Please return all of the records that follow, exactly as written.

Provided data:
= Beginning of Section =

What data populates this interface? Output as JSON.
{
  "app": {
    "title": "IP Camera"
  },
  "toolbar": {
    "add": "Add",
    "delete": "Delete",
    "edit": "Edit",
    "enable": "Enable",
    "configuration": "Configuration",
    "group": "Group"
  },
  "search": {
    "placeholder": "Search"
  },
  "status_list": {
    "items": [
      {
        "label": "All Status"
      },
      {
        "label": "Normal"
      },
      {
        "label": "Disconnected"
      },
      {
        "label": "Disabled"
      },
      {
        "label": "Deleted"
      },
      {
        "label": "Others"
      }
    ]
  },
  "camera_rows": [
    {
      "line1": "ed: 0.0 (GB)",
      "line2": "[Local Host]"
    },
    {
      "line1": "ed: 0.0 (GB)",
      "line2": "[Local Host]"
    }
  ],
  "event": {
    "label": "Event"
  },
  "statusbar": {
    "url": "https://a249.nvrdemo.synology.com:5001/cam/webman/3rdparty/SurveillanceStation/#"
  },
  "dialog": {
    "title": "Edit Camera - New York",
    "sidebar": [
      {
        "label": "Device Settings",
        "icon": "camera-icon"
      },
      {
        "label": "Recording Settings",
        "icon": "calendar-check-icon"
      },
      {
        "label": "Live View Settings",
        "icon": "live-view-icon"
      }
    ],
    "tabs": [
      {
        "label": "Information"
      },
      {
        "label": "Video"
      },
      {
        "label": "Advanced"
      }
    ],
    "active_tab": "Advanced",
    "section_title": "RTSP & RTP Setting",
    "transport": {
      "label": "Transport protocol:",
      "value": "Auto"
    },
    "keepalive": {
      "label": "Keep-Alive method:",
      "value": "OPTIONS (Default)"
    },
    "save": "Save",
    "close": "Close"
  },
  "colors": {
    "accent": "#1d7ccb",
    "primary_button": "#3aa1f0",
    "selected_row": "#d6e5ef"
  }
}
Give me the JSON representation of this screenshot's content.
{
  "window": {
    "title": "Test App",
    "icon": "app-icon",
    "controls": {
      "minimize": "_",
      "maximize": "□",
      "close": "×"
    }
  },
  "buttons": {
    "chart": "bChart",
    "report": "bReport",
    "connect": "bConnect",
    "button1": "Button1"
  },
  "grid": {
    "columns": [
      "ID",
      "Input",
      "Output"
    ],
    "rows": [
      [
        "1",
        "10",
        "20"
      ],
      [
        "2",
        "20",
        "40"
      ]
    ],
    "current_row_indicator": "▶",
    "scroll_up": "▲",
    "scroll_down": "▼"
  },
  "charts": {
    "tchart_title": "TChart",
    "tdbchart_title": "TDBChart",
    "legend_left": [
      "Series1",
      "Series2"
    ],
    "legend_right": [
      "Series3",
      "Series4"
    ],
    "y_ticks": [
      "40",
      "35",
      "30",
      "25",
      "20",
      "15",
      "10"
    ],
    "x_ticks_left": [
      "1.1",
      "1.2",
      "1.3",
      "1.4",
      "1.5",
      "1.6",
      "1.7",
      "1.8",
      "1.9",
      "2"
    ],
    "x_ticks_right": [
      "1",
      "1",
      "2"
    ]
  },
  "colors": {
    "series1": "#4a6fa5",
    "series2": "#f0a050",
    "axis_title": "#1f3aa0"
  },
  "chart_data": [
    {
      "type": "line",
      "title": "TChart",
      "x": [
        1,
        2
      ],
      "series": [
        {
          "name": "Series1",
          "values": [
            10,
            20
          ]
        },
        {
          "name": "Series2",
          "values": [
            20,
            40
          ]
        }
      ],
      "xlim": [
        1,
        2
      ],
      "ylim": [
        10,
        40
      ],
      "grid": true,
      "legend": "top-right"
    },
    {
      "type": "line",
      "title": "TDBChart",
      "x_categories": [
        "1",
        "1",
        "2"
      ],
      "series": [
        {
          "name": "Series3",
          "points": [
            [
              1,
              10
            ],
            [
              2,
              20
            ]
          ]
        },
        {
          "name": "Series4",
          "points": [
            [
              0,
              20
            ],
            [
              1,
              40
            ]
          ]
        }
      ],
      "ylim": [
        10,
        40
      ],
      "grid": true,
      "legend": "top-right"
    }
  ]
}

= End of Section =

Solution:
What data populates this interface? Output as JSON.
{
  "app": {
    "title": "IP Camera"
  },
  "toolbar": {
    "add": "Add",
    "delete": "Delete",
    "edit": "Edit",
    "enable": "Enable",
    "configuration": "Configuration",
    "group": "Group"
  },
  "search": {
    "placeholder": "Search"
  },
  "status_list": {
    "items": [
      {
        "label": "All Status"
      },
      {
        "label": "Normal"
      },
      {
        "label": "Disconnected"
      },
      {
        "label": "Disabled"
      },
      {
        "label": "Deleted"
      },
      {
        "label": "Others"
      }
    ]
  },
  "camera_rows": [
    {
      "line1": "ed: 0.0 (GB)",
      "line2": "[Local Host]"
    },
    {
      "line1": "ed: 0.0 (GB)",
      "line2": "[Local Host]"
    }
  ],
  "event": {
    "label": "Event"
  },
  "statusbar": {
    "url": "https://a249.nvrdemo.synology.com:5001/cam/webman/3rdparty/SurveillanceStation/#"
  },
  "dialog": {
    "title": "Edit Camera - New York",
    "sidebar": [
      {
        "label": "Device Settings",
        "icon": "camera-icon"
      },
      {
        "label": "Recording Settings",
        "icon": "calendar-check-icon"
      },
      {
        "label": "Live View Settings",
        "icon": "live-view-icon"
      }
    ],
    "tabs": [
      {
        "label": "Information"
      },
      {
        "label": "Video"
      },
      {
        "label": "Advanced"
      }
    ],
    "active_tab": "Advanced",
    "section_title": "RTSP & RTP Setting",
    "transport": {
      "label": "Transport protocol:",
      "value": "Auto"
    },
    "keepalive": {
      "label": "Keep-Alive method:",
      "value": "OPTIONS (Default)"
    },
    "save": "Save",
    "close": "Close"
  },
  "colors": {
    "accent": "#1d7ccb",
    "primary_button": "#3aa1f0",
    "selected_row": "#d6e5ef"
  }
}
Give me the JSON representation of this screenshot's content.
{
  "window": {
    "title": "Test App",
    "icon": "app-icon",
    "controls": {
      "minimize": "_",
      "maximize": "□",
      "close": "×"
    }
  },
  "buttons": {
    "chart": "bChart",
    "report": "bReport",
    "connect": "bConnect",
    "button1": "Button1"
  },
  "grid": {
    "columns": [
      "ID",
      "Input",
      "Output"
    ],
    "rows": [
      [
        "1",
        "10",
        "20"
      ],
      [
        "2",
        "20",
        "40"
      ]
    ],
    "current_row_indicator": "▶",
    "scroll_up": "▲",
    "scroll_down": "▼"
  },
  "charts": {
    "tchart_title": "TChart",
    "tdbchart_title": "TDBChart",
    "legend_left": [
      "Series1",
      "Series2"
    ],
    "legend_right": [
      "Series3",
      "Series4"
    ],
    "y_ticks": [
      "40",
      "35",
      "30",
      "25",
      "20",
      "15",
      "10"
    ],
    "x_ticks_left": [
      "1.1",
      "1.2",
      "1.3",
      "1.4",
      "1.5",
      "1.6",
      "1.7",
      "1.8",
      "1.9",
      "2"
    ],
    "x_ticks_right": [
      "1",
      "1",
      "2"
    ]
  },
  "colors": {
    "series1": "#4a6fa5",
    "series2": "#f0a050",
    "axis_title": "#1f3aa0"
  },
  "chart_data": [
    {
      "type": "line",
      "title": "TChart",
      "x": [
        1,
        2
      ],
      "series": [
        {
          "name": "Series1",
          "values": [
            10,
            20
          ]
        },
        {
          "name": "Series2",
          "values": [
            20,
            40
          ]
        }
      ],
      "xlim": [
        1,
        2
      ],
      "ylim": [
        10,
        40
      ],
      "grid": true,
      "legend": "top-right"
    },
    {
      "type": "line",
      "title": "TDBChart",
      "x_categories": [
        "1",
        "1",
        "2"
      ],
      "series": [
        {
          "name": "Series3",
          "points": [
            [
              1,
              10
            ],
            [
              2,
              20
            ]
          ]
        },
        {
          "name": "Series4",
          "points": [
            [
              0,
              20
            ],
            [
              1,
              40
            ]
          ]
        }
      ],
      "ylim": [
        10,
        40
      ],
      "grid": true,
      "legend": "top-right"
    }
  ]
}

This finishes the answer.